October has been an interesting month for those of us in the special needs community. Throughout this month, there have been Down syndrome awareness, Dyslexia awareness, ADHD awareness, and Cerebral Palsy awareness going on. On October 7, people around the world wore green outfits to mark the Cerebral Palsy Awareness Day. I did not join the rally here in Lagos, but I wore a green blouse to work. Although I have a similar post, to celebrate this month I had considered writing about these different disorders; but as October is also Nigeria's independence anniversary, I decided to write something else in the spirit of independence.
I used to work with a boy living with autism, who used to have major sensory overload. To calm him down, we would wrap a blanket around him to provide deep pressure. After a while, we taught him to ask for a break, go to the sensory room, which was close to his class, and give himself the blanket roll. What a relieve that gave him, and us. Working with children with different kinds of special needs, in different centers, I have learnt that the big picture of our job is for the individuals to attain maximum independence. As we prepare the Individualized Education Plan (IEP) for each child; setting goals for each term, month, week, and day, the main aim is to help the individual attain maximum independence, depending on the severity of the condition. Sincerely, different children will attain different levels of independence, but the desire is for each child to attain the maximum level of independence he/she can attain.

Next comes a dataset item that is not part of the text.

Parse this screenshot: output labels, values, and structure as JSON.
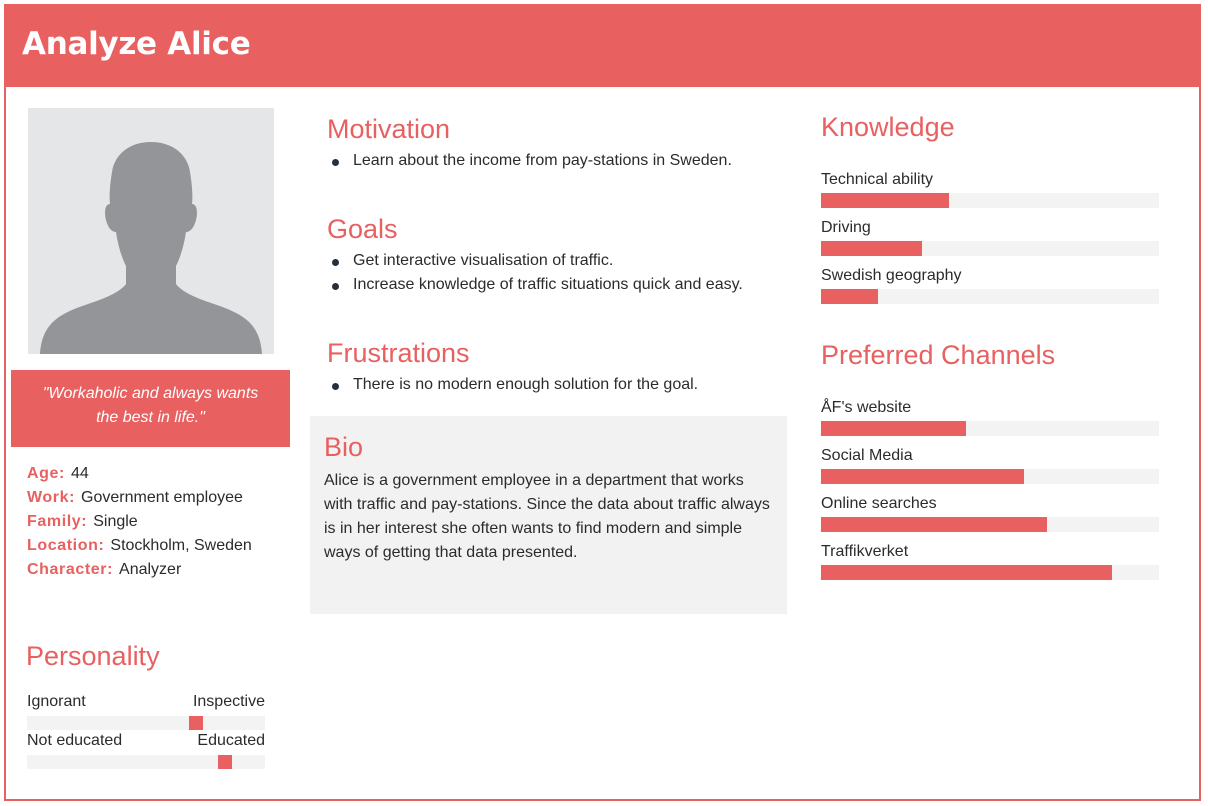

As a parent, sometimes the easiest thing to do is to help your child do what he/she should do without assistance. I know that it is faster, easier, and it has less hassle to just help the child. Yes, your son spills his food when he eats, and you have to sweep after he is done, so you would rather just feed him. Okay, your daughter wastes your time if she gives herself her bath, and that makes you late. I work with this children, and I can tell you that there are times I am so tempted to prompt (assist with) an activity a child is supposed to do independently, because it is the easy way out. But think about this; that your child will not always be a child. Do you know you will not be there forever? What will happen then? I am not overlooking the fact that the child's case may be severe, but can he/she be as independent as possible?
I hope that parents of children with different needs can learn from this article, but I may be speaking from the autism perspective mostly (it's not my fault, the blog is Autism Gist). There are certain skills neuro-typical children pick up as they grow up, without someone actually teaching them, but children with autism have to be taught specifically. A major example of such skills is a group of skills referred to as Activities for Daily Living (ADL); bathing, brushing, using the toilet, dressing up, etc. Imagine a 35-year-old man, who cannot clean up after using the toilet, or a young lady who cannot give herself a bath. I am sure that is not a pretty thing to imagine. Teaching ADL is not exclusive to children living with autism, it is also needed by people with other disorders. As much as you are particular about building your child's cognitive skill, social skill, behavior, communication and what have you, know that your child's basic skills will not come automatically as these other skills are built; you have to TEACH the skills.
Dealing with a non-verbal child can serve as a limitation to encouraging independence. First, it is important to help the child find appropriate ways to communicate (I have an article here about communication for children that are non-verbal or limited in speech); but in helping a non-verbal child to be independent, you may need to consider the use of pictures. In fact, pictures can be useful even if the child is verbal. It will serve as a visual aid, giving pictures to the words spoken. Another important way of encouraging independence is routine. You can create a schedule plan for your child, which breaks down activities he/she has to do for each day; and stick to it.
Removing the reins can be a bit difficult, but you can create a plan on how to go about it. You can speak with your child's therapist, who can help you with planning. Take it one step at a time, but don’t be slow about it. Remember to put in perspective the severity or mildness of your child's condition, and the level of support your child requires at every given time. You will be frustrated, and your child will be frustrated if the tasks seem unachievable.
So as we celebrate Nigeria's independence, I look forward to celebrating with you, your child's level of independence in a near future. We will celebrate together each milestone, because your child can do much more than you can imagine.
All the best, and I hope it's not too late, or "too early" to say Happy Independence to you.